→ EXERCISE DATA:
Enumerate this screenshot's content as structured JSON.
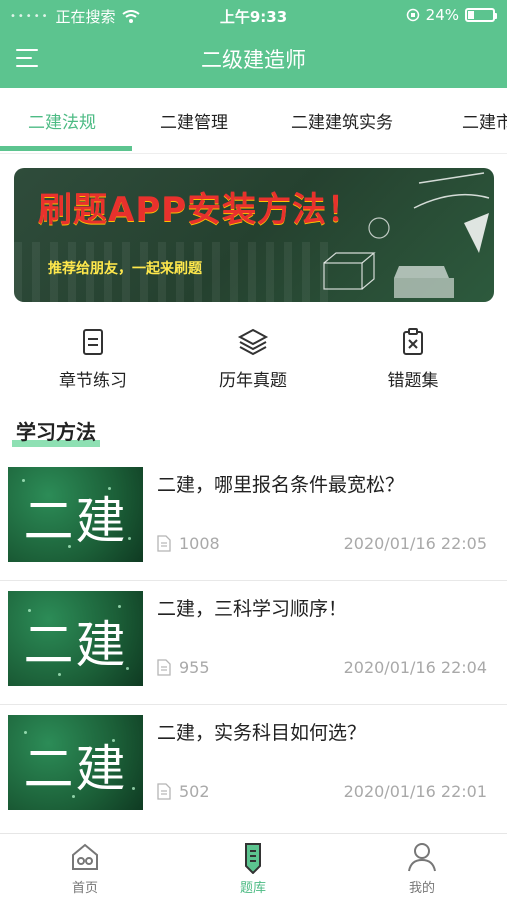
{
  "status": {
    "carrier": "正在搜索",
    "time": "上午9:33",
    "battery": "24%"
  },
  "nav": {
    "title": "二级建造师"
  },
  "tabs": [
    {
      "label": "二建法规"
    },
    {
      "label": "二建管理"
    },
    {
      "label": "二建建筑实务"
    },
    {
      "label": "二建市"
    }
  ],
  "banner": {
    "title": "刷题APP安装方法！",
    "subtitle": "推荐给朋友，一起来刷题"
  },
  "categories": [
    {
      "label": "章节练习",
      "icon": "chapter-practice-icon"
    },
    {
      "label": "历年真题",
      "icon": "past-exams-layers-icon"
    },
    {
      "label": "错题集",
      "icon": "wrong-questions-clipboard-icon"
    }
  ],
  "section": {
    "title": "学习方法"
  },
  "articles": [
    {
      "thumb_text": "二建",
      "title": "二建，哪里报名条件最宽松？",
      "views": "1008",
      "date": "2020/01/16 22:05"
    },
    {
      "thumb_text": "二建",
      "title": "二建，三科学习顺序！",
      "views": "955",
      "date": "2020/01/16 22:04"
    },
    {
      "thumb_text": "二建",
      "title": "二建，实务科目如何选？",
      "views": "502",
      "date": "2020/01/16 22:01"
    }
  ],
  "tabbar": [
    {
      "label": "首页",
      "icon": "home-icon"
    },
    {
      "label": "题库",
      "icon": "question-bank-pen-icon"
    },
    {
      "label": "我的",
      "icon": "profile-icon"
    }
  ],
  "colors": {
    "primary": "#5cc48f",
    "accent": "#4dbb84",
    "banner_title": "#e8312d",
    "banner_sub": "#ffe84c"
  },
  "progress": {
    "battery_fraction": 0.24
  }
}
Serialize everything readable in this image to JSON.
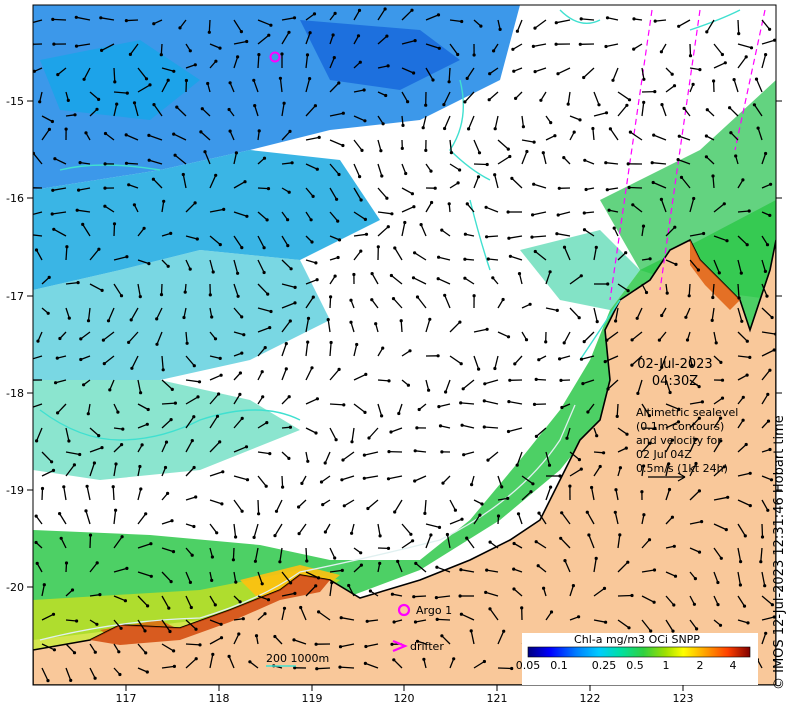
{
  "map": {
    "lon_ticks": [
      "117",
      "118",
      "119",
      "120",
      "121",
      "122",
      "123"
    ],
    "lat_ticks": [
      "-15",
      "-16",
      "-17",
      "-18",
      "-19",
      "-20"
    ],
    "datetime_line1": "02-Jul-2023",
    "datetime_line2": "04:30Z",
    "info_lines": [
      "Altimetric sealevel",
      "(0.1m contours)",
      "and velocity for",
      "02 Jul 04Z",
      "0.5m/s (1kt 24h)"
    ],
    "argo_label": "Argo 1",
    "drifter_label": "drifter",
    "scale_label": "200  1000m",
    "colorbar": {
      "title": "Chl-a mg/m3 OCi SNPP",
      "ticks": [
        "0.05",
        "0.1",
        "0.25",
        "0.5",
        "1",
        "2",
        "4"
      ],
      "colors": [
        "#00007f",
        "#0000ff",
        "#0080ff",
        "#00ccff",
        "#00e0a0",
        "#30d040",
        "#a0e000",
        "#ffff00",
        "#ffa000",
        "#ff4000",
        "#c00000",
        "#800000"
      ]
    },
    "credit": "© IMOS 12-Jul-2023 12:31:46 Hobart time",
    "colors": {
      "land": "#f9c89a",
      "coastline": "#000000",
      "contour": "#40e0d0",
      "track": "#ff00ff"
    }
  }
}
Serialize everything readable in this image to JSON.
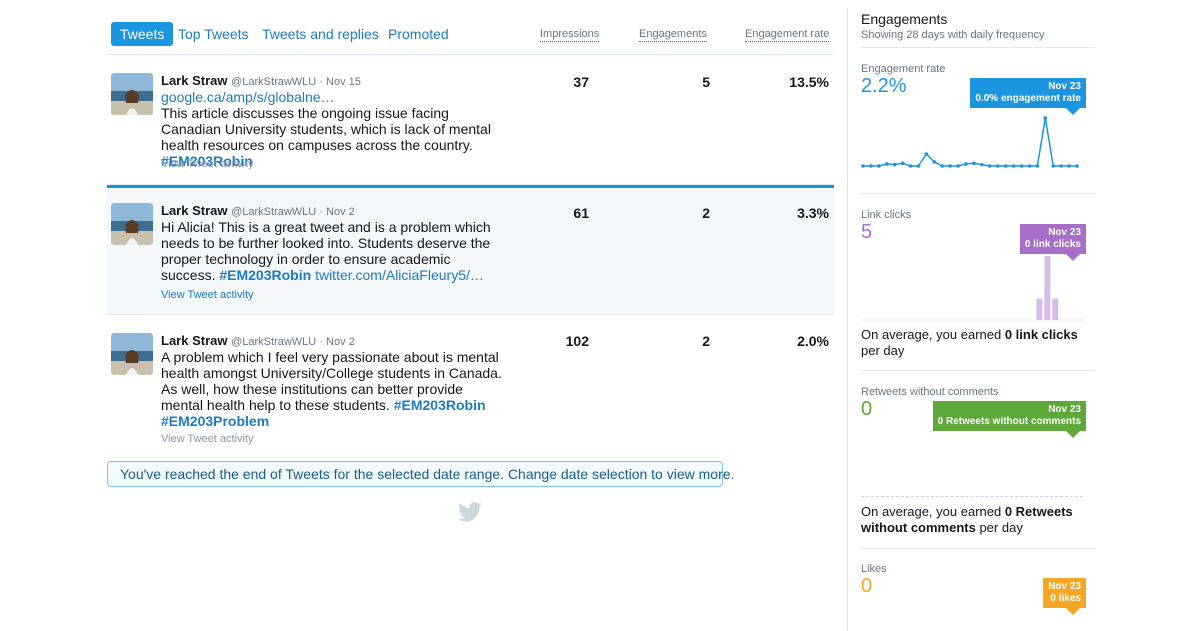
{
  "tabs": [
    {
      "label": "Tweets",
      "active": true
    },
    {
      "label": "Top Tweets",
      "active": false
    },
    {
      "label": "Tweets and replies",
      "active": false
    },
    {
      "label": "Promoted",
      "active": false
    }
  ],
  "columns": {
    "impressions": "Impressions",
    "engagements": "Engagements",
    "engagement_rate": "Engagement rate"
  },
  "tweets": [
    {
      "name": "Lark Straw",
      "meta": "@LarkStrawWLU · Nov 15",
      "link_top": "google.ca/amp/s/globalne…",
      "text": "This article discusses the ongoing issue facing Canadian University students, which is lack of mental health resources on campuses across the country.",
      "hashtag": "#EM203Robin",
      "activity": "View Tweet activity",
      "impressions": "37",
      "engagements": "5",
      "rate": "13.5%"
    },
    {
      "name": "Lark Straw",
      "meta": "@LarkStrawWLU · Nov 2",
      "text": "Hi Alicia! This is a great tweet and is a problem which needs to be further looked into. Students deserve the proper technology in order to ensure academic success.",
      "hashtag": "#EM203Robin",
      "link_bottom": "twitter.com/AliciaFleury5/…",
      "activity": "View Tweet activity",
      "impressions": "61",
      "engagements": "2",
      "rate": "3.3%"
    },
    {
      "name": "Lark Straw",
      "meta": "@LarkStrawWLU · Nov 2",
      "text": "A problem which I feel very passionate about is mental health amongst University/College students in Canada. As well, how these institutions can better provide mental health help to these students.",
      "hashtag": "#EM203Robin",
      "hashtag2": "#EM203Problem",
      "activity": "View Tweet activity",
      "impressions": "102",
      "engagements": "2",
      "rate": "2.0%"
    }
  ],
  "end_banner": "You've reached the end of Tweets for the selected date range. Change date selection to view more.",
  "panel": {
    "title": "Engagements",
    "subtitle": "Showing 28 days with daily frequency",
    "engagement_rate": {
      "label": "Engagement rate",
      "value": "2.2%",
      "tip_date": "Nov 23",
      "tip_text": "0.0% engagement rate",
      "color": "#1b95e0"
    },
    "link_clicks": {
      "label": "Link clicks",
      "value": "5",
      "tip_date": "Nov 23",
      "tip_text": "0 link clicks",
      "color": "#a66ec8",
      "avg_prefix": "On average, you earned ",
      "avg_bold": "0 link clicks",
      "avg_suffix": " per day"
    },
    "retweets": {
      "label": "Retweets without comments",
      "value": "0",
      "tip_date": "Nov 23",
      "tip_text": "0 Retweets without comments",
      "color": "#5ea73a",
      "avg_prefix": "On average, you earned ",
      "avg_bold": "0 Retweets without comments",
      "avg_suffix": " per day"
    },
    "likes": {
      "label": "Likes",
      "value": "0",
      "tip_date": "Nov 23",
      "tip_text": "0 likes",
      "color": "#f5a623"
    }
  },
  "chart_data": [
    {
      "type": "line",
      "title": "Engagement rate",
      "x": [
        1,
        2,
        3,
        4,
        5,
        6,
        7,
        8,
        9,
        10,
        11,
        12,
        13,
        14,
        15,
        16,
        17,
        18,
        19,
        20,
        21,
        22,
        23,
        24,
        25,
        26,
        27,
        28
      ],
      "values": [
        0,
        0,
        0,
        0.6,
        0.4,
        0.8,
        0,
        0,
        3.5,
        1.2,
        0,
        0,
        0,
        0.6,
        0.8,
        0.4,
        0,
        0,
        0,
        0,
        0,
        0,
        0,
        14.0,
        0,
        0,
        0,
        0
      ],
      "color": "#1b95e0"
    },
    {
      "type": "bar",
      "title": "Link clicks",
      "x": [
        1,
        2,
        3,
        4,
        5,
        6,
        7,
        8,
        9,
        10,
        11,
        12,
        13,
        14,
        15,
        16,
        17,
        18,
        19,
        20,
        21,
        22,
        23,
        24,
        25,
        26,
        27,
        28
      ],
      "values": [
        0,
        0,
        0,
        0,
        0,
        0,
        0,
        0,
        0,
        0,
        0,
        0,
        0,
        0,
        0,
        0,
        0,
        0,
        0,
        0,
        0,
        0,
        1,
        3,
        1,
        0,
        0,
        0
      ],
      "color": "#a66ec8"
    }
  ]
}
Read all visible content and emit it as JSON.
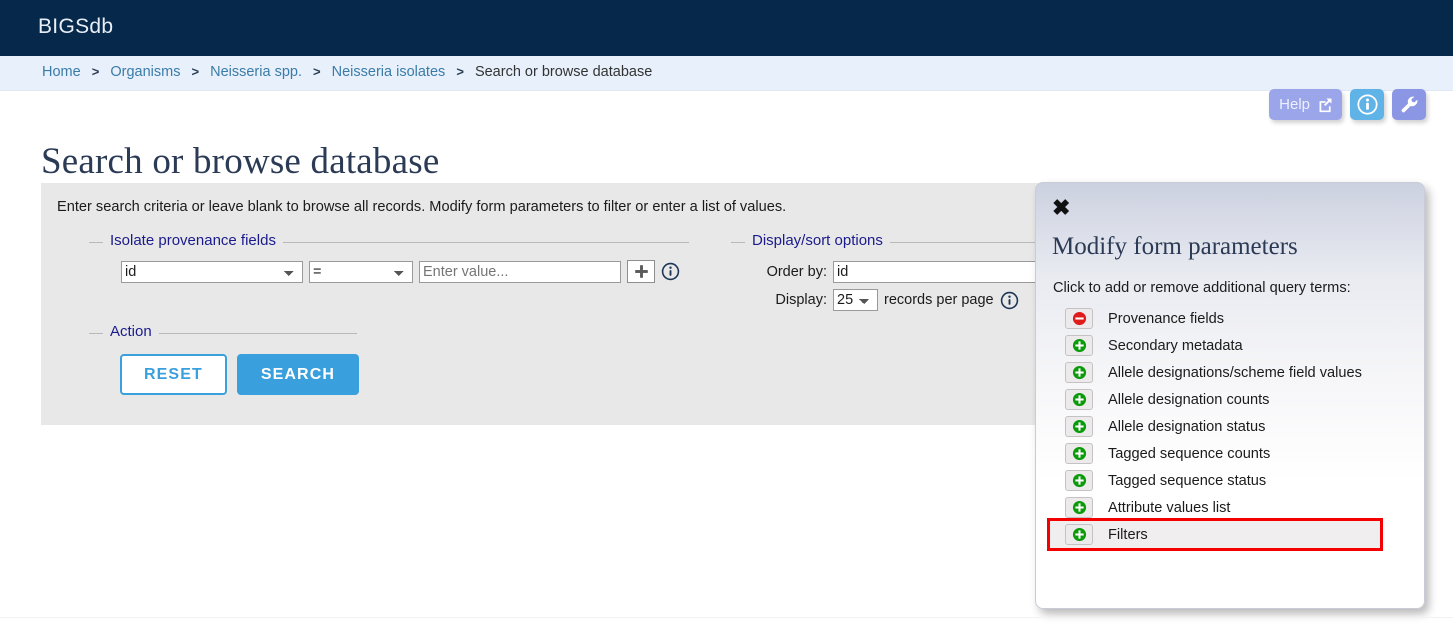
{
  "topbar": {
    "brand": "BIGSdb"
  },
  "breadcrumb": {
    "items": [
      {
        "label": "Home",
        "link": true
      },
      {
        "label": "Organisms",
        "link": true
      },
      {
        "label": "Neisseria spp.",
        "link": true
      },
      {
        "label": "Neisseria isolates",
        "link": true
      },
      {
        "label": "Search or browse database",
        "link": false
      }
    ],
    "separator": ">"
  },
  "page": {
    "title": "Search or browse database"
  },
  "toolbuttons": {
    "help_label": "Help",
    "help_icon": "external-link-icon",
    "info_icon": "info-icon",
    "tools_icon": "wrench-icon",
    "help_color": "#9aa5ea",
    "info_color": "#5fb3e6",
    "tools_color": "#8b96e4"
  },
  "form": {
    "intro": "Enter search criteria or leave blank to browse all records. Modify form parameters to filter or enter a list of values.",
    "provenance": {
      "legend": "Isolate provenance fields",
      "field_value": "id",
      "operator_value": "=",
      "value_placeholder": "Enter value...",
      "value_current": "",
      "add_icon": "plus-icon",
      "info_icon": "info-icon"
    },
    "display": {
      "legend": "Display/sort options",
      "order_by_label": "Order by:",
      "order_by_value": "id",
      "display_label": "Display:",
      "display_value": "25",
      "records_suffix": "records per page",
      "info_icon": "info-icon"
    },
    "action": {
      "legend": "Action",
      "reset_label": "RESET",
      "search_label": "SEARCH",
      "reset_color": "#3aa0dd",
      "search_color": "#3aa0dd"
    }
  },
  "modal": {
    "close_icon": "close-icon",
    "close_glyph": "✖",
    "title": "Modify form parameters",
    "subtitle": "Click to add or remove additional query terms:",
    "terms": [
      {
        "label": "Provenance fields",
        "state": "remove",
        "icon": "minus-circle-icon",
        "highlighted": false
      },
      {
        "label": "Secondary metadata",
        "state": "add",
        "icon": "plus-circle-icon",
        "highlighted": false
      },
      {
        "label": "Allele designations/scheme field values",
        "state": "add",
        "icon": "plus-circle-icon",
        "highlighted": false
      },
      {
        "label": "Allele designation counts",
        "state": "add",
        "icon": "plus-circle-icon",
        "highlighted": false
      },
      {
        "label": "Allele designation status",
        "state": "add",
        "icon": "plus-circle-icon",
        "highlighted": false
      },
      {
        "label": "Tagged sequence counts",
        "state": "add",
        "icon": "plus-circle-icon",
        "highlighted": false
      },
      {
        "label": "Tagged sequence status",
        "state": "add",
        "icon": "plus-circle-icon",
        "highlighted": false
      },
      {
        "label": "Attribute values list",
        "state": "add",
        "icon": "plus-circle-icon",
        "highlighted": false
      },
      {
        "label": "Filters",
        "state": "add",
        "icon": "plus-circle-icon",
        "highlighted": true
      }
    ],
    "add_color": "#0a9a0a",
    "remove_color": "#e01b1b",
    "highlight_color": "#f40000"
  }
}
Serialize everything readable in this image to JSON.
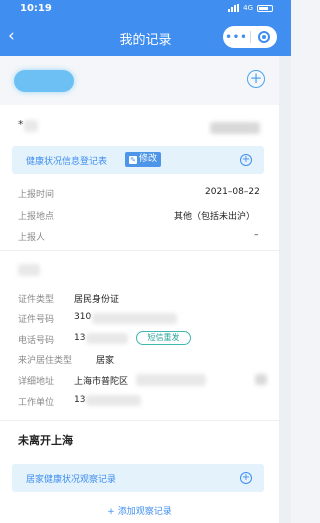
{
  "status_bar": {
    "time": "10:19",
    "network": "4G"
  },
  "nav": {
    "back_icon": "chevron-left-icon",
    "title": "我的记录",
    "more": "•••",
    "close_icon": "target-icon"
  },
  "topbar": {
    "add_icon": "plus-circle-icon"
  },
  "person": {
    "name_prefix": "*"
  },
  "health_form": {
    "title": "健康状况信息登记表",
    "edit_label": "修改",
    "expand_icon": "plus-circle-icon"
  },
  "report": {
    "time_label": "上报时间",
    "time_value": "2021–08–22",
    "place_label": "上报地点",
    "place_value": "其他（包括未出沪）",
    "reporter_label": "上报人",
    "reporter_value": "–"
  },
  "identity": {
    "id_type_label": "证件类型",
    "id_type_value": "居民身份证",
    "id_no_label": "证件号码",
    "id_no_value": "310",
    "phone_label": "电话号码",
    "phone_value": "13",
    "resend_label": "短信重发",
    "residence_type_label": "来沪居住类型",
    "residence_type_value": "居家",
    "address_label": "详细地址",
    "address_value": "上海市普陀区",
    "work_label": "工作单位",
    "work_value": "13"
  },
  "status_section": {
    "title": "未离开上海"
  },
  "observation": {
    "title": "居家健康状况观察记录",
    "expand_icon": "plus-circle-icon",
    "add_label": "+ 添加观察记录"
  },
  "colors": {
    "primary": "#3f8ef0",
    "banner": "#e4f2fb",
    "resend": "#2aa49c"
  }
}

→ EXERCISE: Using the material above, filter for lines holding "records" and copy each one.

→ WORKED SOLUTION:
    "intro": "Enter search criteria or leave blank to browse all records. Modify form parameters to filter or enter a list of values.",
      "records_suffix": "records per page",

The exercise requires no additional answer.